**Action item:** When you return the entries, keep every word and mark exactly as it is.

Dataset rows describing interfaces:

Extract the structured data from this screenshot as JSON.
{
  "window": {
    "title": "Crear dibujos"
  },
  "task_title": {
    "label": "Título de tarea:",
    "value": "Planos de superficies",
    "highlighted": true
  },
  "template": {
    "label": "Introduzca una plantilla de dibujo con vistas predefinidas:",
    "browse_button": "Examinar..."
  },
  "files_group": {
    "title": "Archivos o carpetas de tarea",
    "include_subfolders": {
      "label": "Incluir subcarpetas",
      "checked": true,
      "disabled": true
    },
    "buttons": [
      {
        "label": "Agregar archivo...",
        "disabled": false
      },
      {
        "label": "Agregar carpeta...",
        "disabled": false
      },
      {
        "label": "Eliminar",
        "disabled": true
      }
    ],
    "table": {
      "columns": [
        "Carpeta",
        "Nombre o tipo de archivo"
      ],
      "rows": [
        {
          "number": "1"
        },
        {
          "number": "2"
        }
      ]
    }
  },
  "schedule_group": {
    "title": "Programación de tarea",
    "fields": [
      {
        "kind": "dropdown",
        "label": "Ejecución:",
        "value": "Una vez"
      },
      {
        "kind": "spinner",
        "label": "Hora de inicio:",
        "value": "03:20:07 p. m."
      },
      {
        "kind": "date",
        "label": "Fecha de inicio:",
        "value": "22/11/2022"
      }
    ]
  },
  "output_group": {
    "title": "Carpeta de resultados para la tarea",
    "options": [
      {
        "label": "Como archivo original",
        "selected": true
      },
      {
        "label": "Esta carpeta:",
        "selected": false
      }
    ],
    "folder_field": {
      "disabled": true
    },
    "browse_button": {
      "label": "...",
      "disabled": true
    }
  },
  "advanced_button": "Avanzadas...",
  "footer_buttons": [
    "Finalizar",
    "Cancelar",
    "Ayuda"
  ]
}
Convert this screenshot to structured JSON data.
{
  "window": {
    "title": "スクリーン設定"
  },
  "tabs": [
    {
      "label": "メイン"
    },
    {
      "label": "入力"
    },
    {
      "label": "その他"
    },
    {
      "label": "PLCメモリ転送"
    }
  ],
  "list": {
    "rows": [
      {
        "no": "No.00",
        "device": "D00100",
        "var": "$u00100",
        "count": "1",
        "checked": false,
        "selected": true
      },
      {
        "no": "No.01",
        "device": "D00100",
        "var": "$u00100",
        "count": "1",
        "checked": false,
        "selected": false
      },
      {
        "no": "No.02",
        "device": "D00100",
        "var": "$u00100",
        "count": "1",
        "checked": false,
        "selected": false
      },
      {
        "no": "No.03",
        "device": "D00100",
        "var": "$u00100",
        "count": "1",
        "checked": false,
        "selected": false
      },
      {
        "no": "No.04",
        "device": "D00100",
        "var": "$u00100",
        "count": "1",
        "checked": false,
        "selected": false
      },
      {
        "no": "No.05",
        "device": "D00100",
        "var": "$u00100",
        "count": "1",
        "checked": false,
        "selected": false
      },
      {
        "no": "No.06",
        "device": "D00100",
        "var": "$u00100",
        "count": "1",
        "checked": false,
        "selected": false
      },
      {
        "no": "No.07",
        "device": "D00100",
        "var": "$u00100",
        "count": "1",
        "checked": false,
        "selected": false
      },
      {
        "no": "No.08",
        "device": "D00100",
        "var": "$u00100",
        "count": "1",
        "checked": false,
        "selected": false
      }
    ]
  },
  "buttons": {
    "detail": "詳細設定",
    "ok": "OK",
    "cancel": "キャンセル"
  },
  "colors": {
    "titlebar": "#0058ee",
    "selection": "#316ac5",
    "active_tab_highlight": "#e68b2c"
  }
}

**Solution for this exercise:**
Extract the structured data from this screenshot as JSON.
{
  "window": {
    "title": "Crear dibujos"
  },
  "task_title": {
    "label": "Título de tarea:",
    "value": "Planos de superficies",
    "highlighted": true
  },
  "template": {
    "label": "Introduzca una plantilla de dibujo con vistas predefinidas:",
    "browse_button": "Examinar..."
  },
  "files_group": {
    "title": "Archivos o carpetas de tarea",
    "include_subfolders": {
      "label": "Incluir subcarpetas",
      "checked": true,
      "disabled": true
    },
    "buttons": [
      {
        "label": "Agregar archivo...",
        "disabled": false
      },
      {
        "label": "Agregar carpeta...",
        "disabled": false
      },
      {
        "label": "Eliminar",
        "disabled": true
      }
    ],
    "table": {
      "columns": [
        "Carpeta",
        "Nombre o tipo de archivo"
      ],
      "rows": [
        {
          "number": "1"
        },
        {
          "number": "2"
        }
      ]
    }
  },
  "schedule_group": {
    "title": "Programación de tarea",
    "fields": [
      {
        "kind": "dropdown",
        "label": "Ejecución:",
        "value": "Una vez"
      },
      {
        "kind": "spinner",
        "label": "Hora de inicio:",
        "value": "03:20:07 p. m."
      },
      {
        "kind": "date",
        "label": "Fecha de inicio:",
        "value": "22/11/2022"
      }
    ]
  },
  "output_group": {
    "title": "Carpeta de resultados para la tarea",
    "options": [
      {
        "label": "Como archivo original",
        "selected": true
      },
      {
        "label": "Esta carpeta:",
        "selected": false
      }
    ],
    "folder_field": {
      "disabled": true
    },
    "browse_button": {
      "label": "...",
      "disabled": true
    }
  },
  "advanced_button": "Avanzadas...",
  "footer_buttons": [
    "Finalizar",
    "Cancelar",
    "Ayuda"
  ]
}
Convert this screenshot to structured JSON data.
{
  "window": {
    "title": "スクリーン設定"
  },
  "tabs": [
    {
      "label": "メイン"
    },
    {
      "label": "入力"
    },
    {
      "label": "その他"
    },
    {
      "label": "PLCメモリ転送"
    }
  ],
  "list": {
    "rows": [
      {
        "no": "No.00",
        "device": "D00100",
        "var": "$u00100",
        "count": "1",
        "checked": false,
        "selected": true
      },
      {
        "no": "No.01",
        "device": "D00100",
        "var": "$u00100",
        "count": "1",
        "checked": false,
        "selected": false
      },
      {
        "no": "No.02",
        "device": "D00100",
        "var": "$u00100",
        "count": "1",
        "checked": false,
        "selected": false
      },
      {
        "no": "No.03",
        "device": "D00100",
        "var": "$u00100",
        "count": "1",
        "checked": false,
        "selected": false
      },
      {
        "no": "No.04",
        "device": "D00100",
        "var": "$u00100",
        "count": "1",
        "checked": false,
        "selected": false
      },
      {
        "no": "No.05",
        "device": "D00100",
        "var": "$u00100",
        "count": "1",
        "checked": false,
        "selected": false
      },
      {
        "no": "No.06",
        "device": "D00100",
        "var": "$u00100",
        "count": "1",
        "checked": false,
        "selected": false
      },
      {
        "no": "No.07",
        "device": "D00100",
        "var": "$u00100",
        "count": "1",
        "checked": false,
        "selected": false
      },
      {
        "no": "No.08",
        "device": "D00100",
        "var": "$u00100",
        "count": "1",
        "checked": false,
        "selected": false
      }
    ]
  },
  "buttons": {
    "detail": "詳細設定",
    "ok": "OK",
    "cancel": "キャンセル"
  },
  "colors": {
    "titlebar": "#0058ee",
    "selection": "#316ac5",
    "active_tab_highlight": "#e68b2c"
  }
}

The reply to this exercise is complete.